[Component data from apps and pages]
• • •
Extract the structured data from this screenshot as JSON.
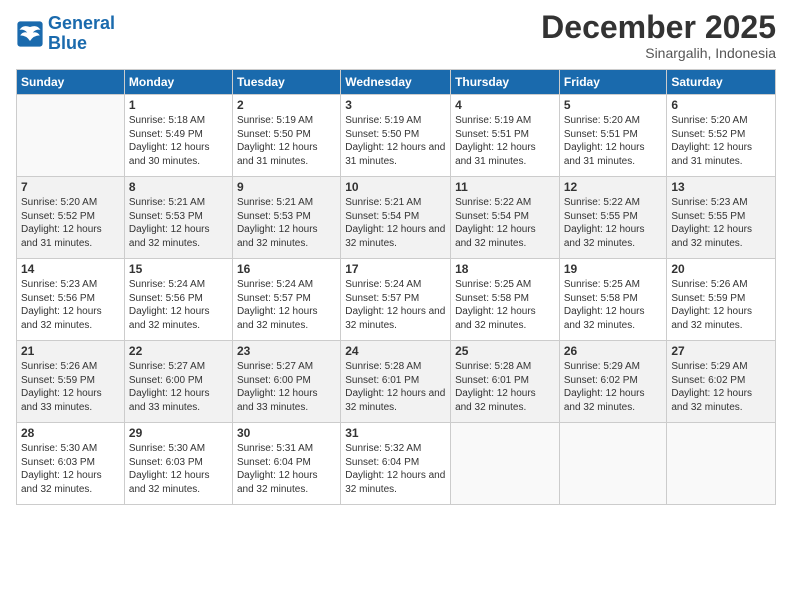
{
  "logo": {
    "line1": "General",
    "line2": "Blue"
  },
  "title": "December 2025",
  "location": "Sinargalih, Indonesia",
  "weekdays": [
    "Sunday",
    "Monday",
    "Tuesday",
    "Wednesday",
    "Thursday",
    "Friday",
    "Saturday"
  ],
  "rows": [
    [
      {
        "day": "",
        "empty": true
      },
      {
        "day": "1",
        "sunrise": "5:18 AM",
        "sunset": "5:49 PM",
        "daylight": "12 hours and 30 minutes."
      },
      {
        "day": "2",
        "sunrise": "5:19 AM",
        "sunset": "5:50 PM",
        "daylight": "12 hours and 31 minutes."
      },
      {
        "day": "3",
        "sunrise": "5:19 AM",
        "sunset": "5:50 PM",
        "daylight": "12 hours and 31 minutes."
      },
      {
        "day": "4",
        "sunrise": "5:19 AM",
        "sunset": "5:51 PM",
        "daylight": "12 hours and 31 minutes."
      },
      {
        "day": "5",
        "sunrise": "5:20 AM",
        "sunset": "5:51 PM",
        "daylight": "12 hours and 31 minutes."
      },
      {
        "day": "6",
        "sunrise": "5:20 AM",
        "sunset": "5:52 PM",
        "daylight": "12 hours and 31 minutes."
      }
    ],
    [
      {
        "day": "7",
        "sunrise": "5:20 AM",
        "sunset": "5:52 PM",
        "daylight": "12 hours and 31 minutes."
      },
      {
        "day": "8",
        "sunrise": "5:21 AM",
        "sunset": "5:53 PM",
        "daylight": "12 hours and 32 minutes."
      },
      {
        "day": "9",
        "sunrise": "5:21 AM",
        "sunset": "5:53 PM",
        "daylight": "12 hours and 32 minutes."
      },
      {
        "day": "10",
        "sunrise": "5:21 AM",
        "sunset": "5:54 PM",
        "daylight": "12 hours and 32 minutes."
      },
      {
        "day": "11",
        "sunrise": "5:22 AM",
        "sunset": "5:54 PM",
        "daylight": "12 hours and 32 minutes."
      },
      {
        "day": "12",
        "sunrise": "5:22 AM",
        "sunset": "5:55 PM",
        "daylight": "12 hours and 32 minutes."
      },
      {
        "day": "13",
        "sunrise": "5:23 AM",
        "sunset": "5:55 PM",
        "daylight": "12 hours and 32 minutes."
      }
    ],
    [
      {
        "day": "14",
        "sunrise": "5:23 AM",
        "sunset": "5:56 PM",
        "daylight": "12 hours and 32 minutes."
      },
      {
        "day": "15",
        "sunrise": "5:24 AM",
        "sunset": "5:56 PM",
        "daylight": "12 hours and 32 minutes."
      },
      {
        "day": "16",
        "sunrise": "5:24 AM",
        "sunset": "5:57 PM",
        "daylight": "12 hours and 32 minutes."
      },
      {
        "day": "17",
        "sunrise": "5:24 AM",
        "sunset": "5:57 PM",
        "daylight": "12 hours and 32 minutes."
      },
      {
        "day": "18",
        "sunrise": "5:25 AM",
        "sunset": "5:58 PM",
        "daylight": "12 hours and 32 minutes."
      },
      {
        "day": "19",
        "sunrise": "5:25 AM",
        "sunset": "5:58 PM",
        "daylight": "12 hours and 32 minutes."
      },
      {
        "day": "20",
        "sunrise": "5:26 AM",
        "sunset": "5:59 PM",
        "daylight": "12 hours and 32 minutes."
      }
    ],
    [
      {
        "day": "21",
        "sunrise": "5:26 AM",
        "sunset": "5:59 PM",
        "daylight": "12 hours and 33 minutes."
      },
      {
        "day": "22",
        "sunrise": "5:27 AM",
        "sunset": "6:00 PM",
        "daylight": "12 hours and 33 minutes."
      },
      {
        "day": "23",
        "sunrise": "5:27 AM",
        "sunset": "6:00 PM",
        "daylight": "12 hours and 33 minutes."
      },
      {
        "day": "24",
        "sunrise": "5:28 AM",
        "sunset": "6:01 PM",
        "daylight": "12 hours and 32 minutes."
      },
      {
        "day": "25",
        "sunrise": "5:28 AM",
        "sunset": "6:01 PM",
        "daylight": "12 hours and 32 minutes."
      },
      {
        "day": "26",
        "sunrise": "5:29 AM",
        "sunset": "6:02 PM",
        "daylight": "12 hours and 32 minutes."
      },
      {
        "day": "27",
        "sunrise": "5:29 AM",
        "sunset": "6:02 PM",
        "daylight": "12 hours and 32 minutes."
      }
    ],
    [
      {
        "day": "28",
        "sunrise": "5:30 AM",
        "sunset": "6:03 PM",
        "daylight": "12 hours and 32 minutes."
      },
      {
        "day": "29",
        "sunrise": "5:30 AM",
        "sunset": "6:03 PM",
        "daylight": "12 hours and 32 minutes."
      },
      {
        "day": "30",
        "sunrise": "5:31 AM",
        "sunset": "6:04 PM",
        "daylight": "12 hours and 32 minutes."
      },
      {
        "day": "31",
        "sunrise": "5:32 AM",
        "sunset": "6:04 PM",
        "daylight": "12 hours and 32 minutes."
      },
      {
        "day": "",
        "empty": true
      },
      {
        "day": "",
        "empty": true
      },
      {
        "day": "",
        "empty": true
      }
    ]
  ]
}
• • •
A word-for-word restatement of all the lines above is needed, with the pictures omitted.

◆ **EXERCISE OUTPUT**
Extract the structured data from this screenshot as JSON.
{
  "logo": {
    "line1": "General",
    "line2": "Blue"
  },
  "title": "December 2025",
  "location": "Sinargalih, Indonesia",
  "weekdays": [
    "Sunday",
    "Monday",
    "Tuesday",
    "Wednesday",
    "Thursday",
    "Friday",
    "Saturday"
  ],
  "rows": [
    [
      {
        "day": "",
        "empty": true
      },
      {
        "day": "1",
        "sunrise": "5:18 AM",
        "sunset": "5:49 PM",
        "daylight": "12 hours and 30 minutes."
      },
      {
        "day": "2",
        "sunrise": "5:19 AM",
        "sunset": "5:50 PM",
        "daylight": "12 hours and 31 minutes."
      },
      {
        "day": "3",
        "sunrise": "5:19 AM",
        "sunset": "5:50 PM",
        "daylight": "12 hours and 31 minutes."
      },
      {
        "day": "4",
        "sunrise": "5:19 AM",
        "sunset": "5:51 PM",
        "daylight": "12 hours and 31 minutes."
      },
      {
        "day": "5",
        "sunrise": "5:20 AM",
        "sunset": "5:51 PM",
        "daylight": "12 hours and 31 minutes."
      },
      {
        "day": "6",
        "sunrise": "5:20 AM",
        "sunset": "5:52 PM",
        "daylight": "12 hours and 31 minutes."
      }
    ],
    [
      {
        "day": "7",
        "sunrise": "5:20 AM",
        "sunset": "5:52 PM",
        "daylight": "12 hours and 31 minutes."
      },
      {
        "day": "8",
        "sunrise": "5:21 AM",
        "sunset": "5:53 PM",
        "daylight": "12 hours and 32 minutes."
      },
      {
        "day": "9",
        "sunrise": "5:21 AM",
        "sunset": "5:53 PM",
        "daylight": "12 hours and 32 minutes."
      },
      {
        "day": "10",
        "sunrise": "5:21 AM",
        "sunset": "5:54 PM",
        "daylight": "12 hours and 32 minutes."
      },
      {
        "day": "11",
        "sunrise": "5:22 AM",
        "sunset": "5:54 PM",
        "daylight": "12 hours and 32 minutes."
      },
      {
        "day": "12",
        "sunrise": "5:22 AM",
        "sunset": "5:55 PM",
        "daylight": "12 hours and 32 minutes."
      },
      {
        "day": "13",
        "sunrise": "5:23 AM",
        "sunset": "5:55 PM",
        "daylight": "12 hours and 32 minutes."
      }
    ],
    [
      {
        "day": "14",
        "sunrise": "5:23 AM",
        "sunset": "5:56 PM",
        "daylight": "12 hours and 32 minutes."
      },
      {
        "day": "15",
        "sunrise": "5:24 AM",
        "sunset": "5:56 PM",
        "daylight": "12 hours and 32 minutes."
      },
      {
        "day": "16",
        "sunrise": "5:24 AM",
        "sunset": "5:57 PM",
        "daylight": "12 hours and 32 minutes."
      },
      {
        "day": "17",
        "sunrise": "5:24 AM",
        "sunset": "5:57 PM",
        "daylight": "12 hours and 32 minutes."
      },
      {
        "day": "18",
        "sunrise": "5:25 AM",
        "sunset": "5:58 PM",
        "daylight": "12 hours and 32 minutes."
      },
      {
        "day": "19",
        "sunrise": "5:25 AM",
        "sunset": "5:58 PM",
        "daylight": "12 hours and 32 minutes."
      },
      {
        "day": "20",
        "sunrise": "5:26 AM",
        "sunset": "5:59 PM",
        "daylight": "12 hours and 32 minutes."
      }
    ],
    [
      {
        "day": "21",
        "sunrise": "5:26 AM",
        "sunset": "5:59 PM",
        "daylight": "12 hours and 33 minutes."
      },
      {
        "day": "22",
        "sunrise": "5:27 AM",
        "sunset": "6:00 PM",
        "daylight": "12 hours and 33 minutes."
      },
      {
        "day": "23",
        "sunrise": "5:27 AM",
        "sunset": "6:00 PM",
        "daylight": "12 hours and 33 minutes."
      },
      {
        "day": "24",
        "sunrise": "5:28 AM",
        "sunset": "6:01 PM",
        "daylight": "12 hours and 32 minutes."
      },
      {
        "day": "25",
        "sunrise": "5:28 AM",
        "sunset": "6:01 PM",
        "daylight": "12 hours and 32 minutes."
      },
      {
        "day": "26",
        "sunrise": "5:29 AM",
        "sunset": "6:02 PM",
        "daylight": "12 hours and 32 minutes."
      },
      {
        "day": "27",
        "sunrise": "5:29 AM",
        "sunset": "6:02 PM",
        "daylight": "12 hours and 32 minutes."
      }
    ],
    [
      {
        "day": "28",
        "sunrise": "5:30 AM",
        "sunset": "6:03 PM",
        "daylight": "12 hours and 32 minutes."
      },
      {
        "day": "29",
        "sunrise": "5:30 AM",
        "sunset": "6:03 PM",
        "daylight": "12 hours and 32 minutes."
      },
      {
        "day": "30",
        "sunrise": "5:31 AM",
        "sunset": "6:04 PM",
        "daylight": "12 hours and 32 minutes."
      },
      {
        "day": "31",
        "sunrise": "5:32 AM",
        "sunset": "6:04 PM",
        "daylight": "12 hours and 32 minutes."
      },
      {
        "day": "",
        "empty": true
      },
      {
        "day": "",
        "empty": true
      },
      {
        "day": "",
        "empty": true
      }
    ]
  ]
}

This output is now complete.